> The task: Give the entries back exactly as they stand, but without pictures.

□ □ □ □ □

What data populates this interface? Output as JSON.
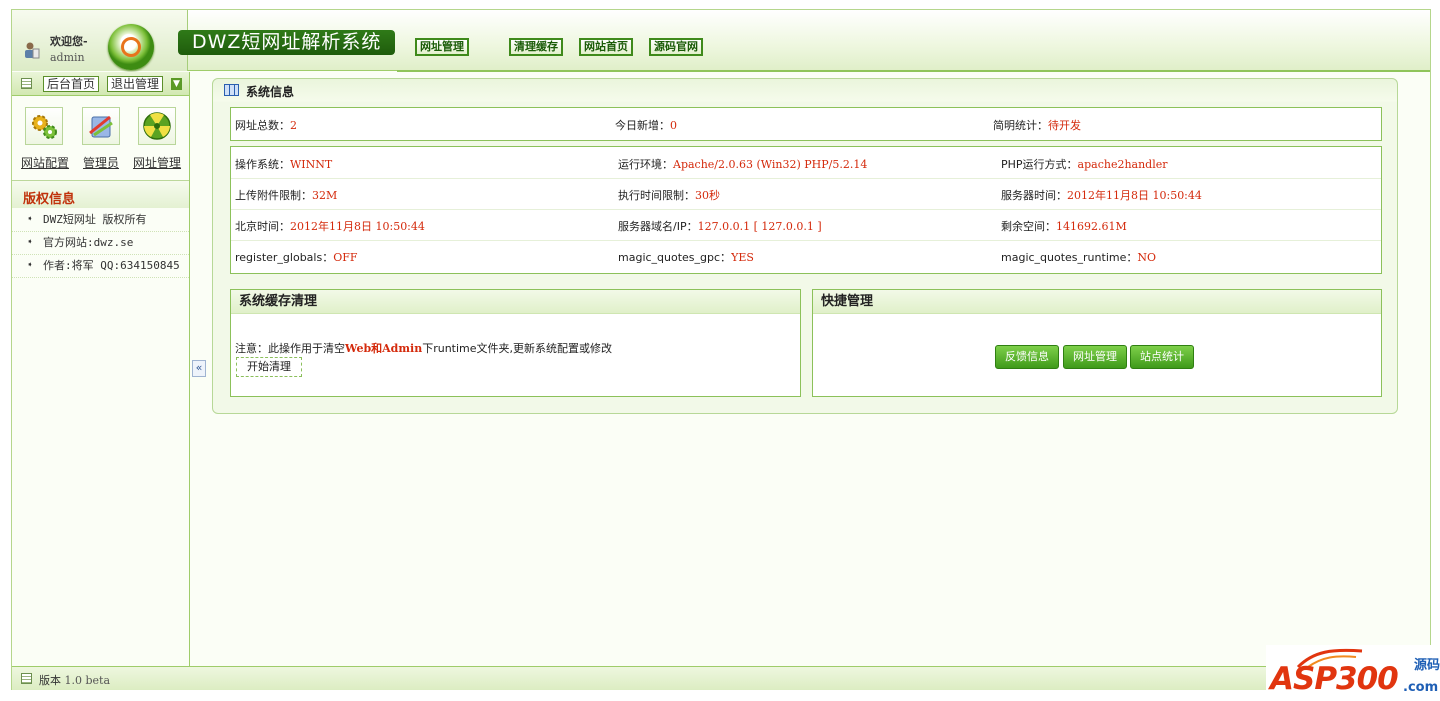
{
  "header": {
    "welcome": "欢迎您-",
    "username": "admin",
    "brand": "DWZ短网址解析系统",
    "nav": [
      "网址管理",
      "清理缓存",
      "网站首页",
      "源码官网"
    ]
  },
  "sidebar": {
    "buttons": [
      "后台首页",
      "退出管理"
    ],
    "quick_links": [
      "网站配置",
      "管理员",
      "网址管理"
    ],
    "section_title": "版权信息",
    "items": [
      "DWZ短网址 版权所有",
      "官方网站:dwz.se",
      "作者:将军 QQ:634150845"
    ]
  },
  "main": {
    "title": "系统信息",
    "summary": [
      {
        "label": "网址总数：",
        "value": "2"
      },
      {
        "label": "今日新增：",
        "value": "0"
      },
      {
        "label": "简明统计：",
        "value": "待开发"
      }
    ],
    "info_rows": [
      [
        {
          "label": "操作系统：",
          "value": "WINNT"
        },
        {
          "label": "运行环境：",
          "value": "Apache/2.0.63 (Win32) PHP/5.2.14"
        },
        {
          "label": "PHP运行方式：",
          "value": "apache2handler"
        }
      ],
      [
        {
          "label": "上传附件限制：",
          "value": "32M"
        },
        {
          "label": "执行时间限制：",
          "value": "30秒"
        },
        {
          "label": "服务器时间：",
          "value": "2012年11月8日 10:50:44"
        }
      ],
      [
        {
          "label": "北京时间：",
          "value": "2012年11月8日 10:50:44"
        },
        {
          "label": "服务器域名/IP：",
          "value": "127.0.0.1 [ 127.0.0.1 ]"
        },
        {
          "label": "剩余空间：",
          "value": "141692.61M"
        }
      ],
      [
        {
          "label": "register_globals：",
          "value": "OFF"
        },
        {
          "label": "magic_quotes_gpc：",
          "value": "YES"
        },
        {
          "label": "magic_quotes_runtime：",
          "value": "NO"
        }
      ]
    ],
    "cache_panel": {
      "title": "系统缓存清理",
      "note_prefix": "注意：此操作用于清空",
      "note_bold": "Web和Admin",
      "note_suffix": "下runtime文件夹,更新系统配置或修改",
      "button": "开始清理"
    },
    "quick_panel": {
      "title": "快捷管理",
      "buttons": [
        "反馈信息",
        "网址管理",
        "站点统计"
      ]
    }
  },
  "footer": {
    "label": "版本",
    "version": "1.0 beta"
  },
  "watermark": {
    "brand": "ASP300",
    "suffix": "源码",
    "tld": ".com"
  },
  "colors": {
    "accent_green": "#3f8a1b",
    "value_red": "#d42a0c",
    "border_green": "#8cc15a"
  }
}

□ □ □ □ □

> Answer box:
What data populates this interface? Output as JSON.
{
  "header": {
    "welcome": "欢迎您-",
    "username": "admin",
    "brand": "DWZ短网址解析系统",
    "nav": [
      "网址管理",
      "清理缓存",
      "网站首页",
      "源码官网"
    ]
  },
  "sidebar": {
    "buttons": [
      "后台首页",
      "退出管理"
    ],
    "quick_links": [
      "网站配置",
      "管理员",
      "网址管理"
    ],
    "section_title": "版权信息",
    "items": [
      "DWZ短网址 版权所有",
      "官方网站:dwz.se",
      "作者:将军 QQ:634150845"
    ]
  },
  "main": {
    "title": "系统信息",
    "summary": [
      {
        "label": "网址总数：",
        "value": "2"
      },
      {
        "label": "今日新增：",
        "value": "0"
      },
      {
        "label": "简明统计：",
        "value": "待开发"
      }
    ],
    "info_rows": [
      [
        {
          "label": "操作系统：",
          "value": "WINNT"
        },
        {
          "label": "运行环境：",
          "value": "Apache/2.0.63 (Win32) PHP/5.2.14"
        },
        {
          "label": "PHP运行方式：",
          "value": "apache2handler"
        }
      ],
      [
        {
          "label": "上传附件限制：",
          "value": "32M"
        },
        {
          "label": "执行时间限制：",
          "value": "30秒"
        },
        {
          "label": "服务器时间：",
          "value": "2012年11月8日 10:50:44"
        }
      ],
      [
        {
          "label": "北京时间：",
          "value": "2012年11月8日 10:50:44"
        },
        {
          "label": "服务器域名/IP：",
          "value": "127.0.0.1 [ 127.0.0.1 ]"
        },
        {
          "label": "剩余空间：",
          "value": "141692.61M"
        }
      ],
      [
        {
          "label": "register_globals：",
          "value": "OFF"
        },
        {
          "label": "magic_quotes_gpc：",
          "value": "YES"
        },
        {
          "label": "magic_quotes_runtime：",
          "value": "NO"
        }
      ]
    ],
    "cache_panel": {
      "title": "系统缓存清理",
      "note_prefix": "注意：此操作用于清空",
      "note_bold": "Web和Admin",
      "note_suffix": "下runtime文件夹,更新系统配置或修改",
      "button": "开始清理"
    },
    "quick_panel": {
      "title": "快捷管理",
      "buttons": [
        "反馈信息",
        "网址管理",
        "站点统计"
      ]
    }
  },
  "footer": {
    "label": "版本",
    "version": "1.0 beta"
  },
  "watermark": {
    "brand": "ASP300",
    "suffix": "源码",
    "tld": ".com"
  },
  "colors": {
    "accent_green": "#3f8a1b",
    "value_red": "#d42a0c",
    "border_green": "#8cc15a"
  }
}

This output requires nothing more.